▶ Collection entries
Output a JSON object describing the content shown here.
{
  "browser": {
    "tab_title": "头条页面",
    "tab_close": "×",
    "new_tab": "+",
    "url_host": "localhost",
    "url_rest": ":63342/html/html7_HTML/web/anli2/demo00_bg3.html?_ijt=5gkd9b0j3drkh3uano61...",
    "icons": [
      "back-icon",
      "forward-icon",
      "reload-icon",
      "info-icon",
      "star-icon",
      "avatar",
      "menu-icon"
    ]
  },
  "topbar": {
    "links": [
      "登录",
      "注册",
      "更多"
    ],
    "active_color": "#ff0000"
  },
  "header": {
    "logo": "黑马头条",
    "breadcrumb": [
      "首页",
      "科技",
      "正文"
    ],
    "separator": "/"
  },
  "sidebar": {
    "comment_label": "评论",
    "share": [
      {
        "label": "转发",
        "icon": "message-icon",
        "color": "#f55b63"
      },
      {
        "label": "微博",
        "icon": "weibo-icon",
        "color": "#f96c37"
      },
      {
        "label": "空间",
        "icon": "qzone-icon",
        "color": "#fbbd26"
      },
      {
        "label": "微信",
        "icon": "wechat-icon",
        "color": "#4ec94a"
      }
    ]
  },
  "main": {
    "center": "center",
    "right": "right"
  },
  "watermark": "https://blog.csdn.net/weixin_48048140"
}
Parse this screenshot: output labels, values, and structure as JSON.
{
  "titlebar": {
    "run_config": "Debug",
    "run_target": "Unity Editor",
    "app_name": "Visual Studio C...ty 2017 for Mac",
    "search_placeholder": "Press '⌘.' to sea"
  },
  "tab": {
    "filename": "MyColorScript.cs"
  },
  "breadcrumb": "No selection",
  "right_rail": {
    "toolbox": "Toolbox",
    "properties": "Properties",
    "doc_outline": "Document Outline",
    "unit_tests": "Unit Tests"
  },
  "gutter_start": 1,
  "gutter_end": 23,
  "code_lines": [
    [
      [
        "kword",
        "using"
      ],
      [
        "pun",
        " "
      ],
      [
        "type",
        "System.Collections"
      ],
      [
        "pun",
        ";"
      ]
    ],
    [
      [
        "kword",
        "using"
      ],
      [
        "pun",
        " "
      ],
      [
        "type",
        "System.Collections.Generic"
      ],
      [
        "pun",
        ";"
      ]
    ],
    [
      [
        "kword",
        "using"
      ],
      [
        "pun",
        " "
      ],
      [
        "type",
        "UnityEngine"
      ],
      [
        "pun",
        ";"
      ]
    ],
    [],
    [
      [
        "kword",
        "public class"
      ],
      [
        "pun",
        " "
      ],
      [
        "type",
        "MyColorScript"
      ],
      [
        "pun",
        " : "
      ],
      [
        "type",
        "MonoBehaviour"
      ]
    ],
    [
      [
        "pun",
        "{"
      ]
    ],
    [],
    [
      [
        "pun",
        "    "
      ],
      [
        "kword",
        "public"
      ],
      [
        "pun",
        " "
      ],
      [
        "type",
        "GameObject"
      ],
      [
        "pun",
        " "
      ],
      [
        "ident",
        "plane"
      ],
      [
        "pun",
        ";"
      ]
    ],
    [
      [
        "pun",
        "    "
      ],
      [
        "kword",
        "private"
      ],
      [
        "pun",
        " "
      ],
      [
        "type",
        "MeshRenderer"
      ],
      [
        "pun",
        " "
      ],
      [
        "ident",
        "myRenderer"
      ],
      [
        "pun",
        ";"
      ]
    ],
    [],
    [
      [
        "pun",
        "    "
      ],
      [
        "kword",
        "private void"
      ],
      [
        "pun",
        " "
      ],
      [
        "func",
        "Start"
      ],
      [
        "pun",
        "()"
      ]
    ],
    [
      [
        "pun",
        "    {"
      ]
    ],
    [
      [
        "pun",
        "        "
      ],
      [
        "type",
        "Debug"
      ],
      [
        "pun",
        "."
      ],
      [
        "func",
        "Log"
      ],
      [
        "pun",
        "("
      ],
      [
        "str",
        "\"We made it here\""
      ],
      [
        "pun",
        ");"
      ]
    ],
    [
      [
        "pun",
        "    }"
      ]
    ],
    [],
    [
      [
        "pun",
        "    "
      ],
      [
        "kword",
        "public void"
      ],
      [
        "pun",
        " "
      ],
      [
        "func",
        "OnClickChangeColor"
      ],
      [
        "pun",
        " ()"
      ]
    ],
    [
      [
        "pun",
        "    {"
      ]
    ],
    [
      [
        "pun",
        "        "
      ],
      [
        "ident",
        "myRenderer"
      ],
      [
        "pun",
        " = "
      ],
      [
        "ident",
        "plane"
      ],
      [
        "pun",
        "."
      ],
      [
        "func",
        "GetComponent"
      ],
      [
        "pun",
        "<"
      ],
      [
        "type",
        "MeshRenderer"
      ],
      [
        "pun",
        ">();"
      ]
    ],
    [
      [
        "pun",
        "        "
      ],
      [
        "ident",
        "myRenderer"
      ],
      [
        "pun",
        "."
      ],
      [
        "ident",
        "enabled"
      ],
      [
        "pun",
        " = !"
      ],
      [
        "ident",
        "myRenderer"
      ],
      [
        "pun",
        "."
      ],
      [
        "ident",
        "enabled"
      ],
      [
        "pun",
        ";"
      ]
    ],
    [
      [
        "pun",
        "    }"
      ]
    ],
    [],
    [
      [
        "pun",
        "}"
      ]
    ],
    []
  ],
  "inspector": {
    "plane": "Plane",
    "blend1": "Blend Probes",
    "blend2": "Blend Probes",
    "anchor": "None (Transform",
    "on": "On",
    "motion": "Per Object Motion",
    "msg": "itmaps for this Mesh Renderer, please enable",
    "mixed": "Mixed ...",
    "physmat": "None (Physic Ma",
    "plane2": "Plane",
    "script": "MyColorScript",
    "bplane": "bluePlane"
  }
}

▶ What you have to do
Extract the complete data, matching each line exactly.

▶ Solution
Output a JSON object describing the content shown here.
{
  "browser": {
    "tab_title": "头条页面",
    "tab_close": "×",
    "new_tab": "+",
    "url_host": "localhost",
    "url_rest": ":63342/html/html7_HTML/web/anli2/demo00_bg3.html?_ijt=5gkd9b0j3drkh3uano61...",
    "icons": [
      "back-icon",
      "forward-icon",
      "reload-icon",
      "info-icon",
      "star-icon",
      "avatar",
      "menu-icon"
    ]
  },
  "topbar": {
    "links": [
      "登录",
      "注册",
      "更多"
    ],
    "active_color": "#ff0000"
  },
  "header": {
    "logo": "黑马头条",
    "breadcrumb": [
      "首页",
      "科技",
      "正文"
    ],
    "separator": "/"
  },
  "sidebar": {
    "comment_label": "评论",
    "share": [
      {
        "label": "转发",
        "icon": "message-icon",
        "color": "#f55b63"
      },
      {
        "label": "微博",
        "icon": "weibo-icon",
        "color": "#f96c37"
      },
      {
        "label": "空间",
        "icon": "qzone-icon",
        "color": "#fbbd26"
      },
      {
        "label": "微信",
        "icon": "wechat-icon",
        "color": "#4ec94a"
      }
    ]
  },
  "main": {
    "center": "center",
    "right": "right"
  },
  "watermark": "https://blog.csdn.net/weixin_48048140"
}
Parse this screenshot: output labels, values, and structure as JSON.
{
  "titlebar": {
    "run_config": "Debug",
    "run_target": "Unity Editor",
    "app_name": "Visual Studio C...ty 2017 for Mac",
    "search_placeholder": "Press '⌘.' to sea"
  },
  "tab": {
    "filename": "MyColorScript.cs"
  },
  "breadcrumb": "No selection",
  "right_rail": {
    "toolbox": "Toolbox",
    "properties": "Properties",
    "doc_outline": "Document Outline",
    "unit_tests": "Unit Tests"
  },
  "gutter_start": 1,
  "gutter_end": 23,
  "code_lines": [
    [
      [
        "kword",
        "using"
      ],
      [
        "pun",
        " "
      ],
      [
        "type",
        "System.Collections"
      ],
      [
        "pun",
        ";"
      ]
    ],
    [
      [
        "kword",
        "using"
      ],
      [
        "pun",
        " "
      ],
      [
        "type",
        "System.Collections.Generic"
      ],
      [
        "pun",
        ";"
      ]
    ],
    [
      [
        "kword",
        "using"
      ],
      [
        "pun",
        " "
      ],
      [
        "type",
        "UnityEngine"
      ],
      [
        "pun",
        ";"
      ]
    ],
    [],
    [
      [
        "kword",
        "public class"
      ],
      [
        "pun",
        " "
      ],
      [
        "type",
        "MyColorScript"
      ],
      [
        "pun",
        " : "
      ],
      [
        "type",
        "MonoBehaviour"
      ]
    ],
    [
      [
        "pun",
        "{"
      ]
    ],
    [],
    [
      [
        "pun",
        "    "
      ],
      [
        "kword",
        "public"
      ],
      [
        "pun",
        " "
      ],
      [
        "type",
        "GameObject"
      ],
      [
        "pun",
        " "
      ],
      [
        "ident",
        "plane"
      ],
      [
        "pun",
        ";"
      ]
    ],
    [
      [
        "pun",
        "    "
      ],
      [
        "kword",
        "private"
      ],
      [
        "pun",
        " "
      ],
      [
        "type",
        "MeshRenderer"
      ],
      [
        "pun",
        " "
      ],
      [
        "ident",
        "myRenderer"
      ],
      [
        "pun",
        ";"
      ]
    ],
    [],
    [
      [
        "pun",
        "    "
      ],
      [
        "kword",
        "private void"
      ],
      [
        "pun",
        " "
      ],
      [
        "func",
        "Start"
      ],
      [
        "pun",
        "()"
      ]
    ],
    [
      [
        "pun",
        "    {"
      ]
    ],
    [
      [
        "pun",
        "        "
      ],
      [
        "type",
        "Debug"
      ],
      [
        "pun",
        "."
      ],
      [
        "func",
        "Log"
      ],
      [
        "pun",
        "("
      ],
      [
        "str",
        "\"We made it here\""
      ],
      [
        "pun",
        ");"
      ]
    ],
    [
      [
        "pun",
        "    }"
      ]
    ],
    [],
    [
      [
        "pun",
        "    "
      ],
      [
        "kword",
        "public void"
      ],
      [
        "pun",
        " "
      ],
      [
        "func",
        "OnClickChangeColor"
      ],
      [
        "pun",
        " ()"
      ]
    ],
    [
      [
        "pun",
        "    {"
      ]
    ],
    [
      [
        "pun",
        "        "
      ],
      [
        "ident",
        "myRenderer"
      ],
      [
        "pun",
        " = "
      ],
      [
        "ident",
        "plane"
      ],
      [
        "pun",
        "."
      ],
      [
        "func",
        "GetComponent"
      ],
      [
        "pun",
        "<"
      ],
      [
        "type",
        "MeshRenderer"
      ],
      [
        "pun",
        ">();"
      ]
    ],
    [
      [
        "pun",
        "        "
      ],
      [
        "ident",
        "myRenderer"
      ],
      [
        "pun",
        "."
      ],
      [
        "ident",
        "enabled"
      ],
      [
        "pun",
        " = !"
      ],
      [
        "ident",
        "myRenderer"
      ],
      [
        "pun",
        "."
      ],
      [
        "ident",
        "enabled"
      ],
      [
        "pun",
        ";"
      ]
    ],
    [
      [
        "pun",
        "    }"
      ]
    ],
    [],
    [
      [
        "pun",
        "}"
      ]
    ],
    []
  ],
  "inspector": {
    "plane": "Plane",
    "blend1": "Blend Probes",
    "blend2": "Blend Probes",
    "anchor": "None (Transform",
    "on": "On",
    "motion": "Per Object Motion",
    "msg": "itmaps for this Mesh Renderer, please enable",
    "mixed": "Mixed ...",
    "physmat": "None (Physic Ma",
    "plane2": "Plane",
    "script": "MyColorScript",
    "bplane": "bluePlane"
  }
}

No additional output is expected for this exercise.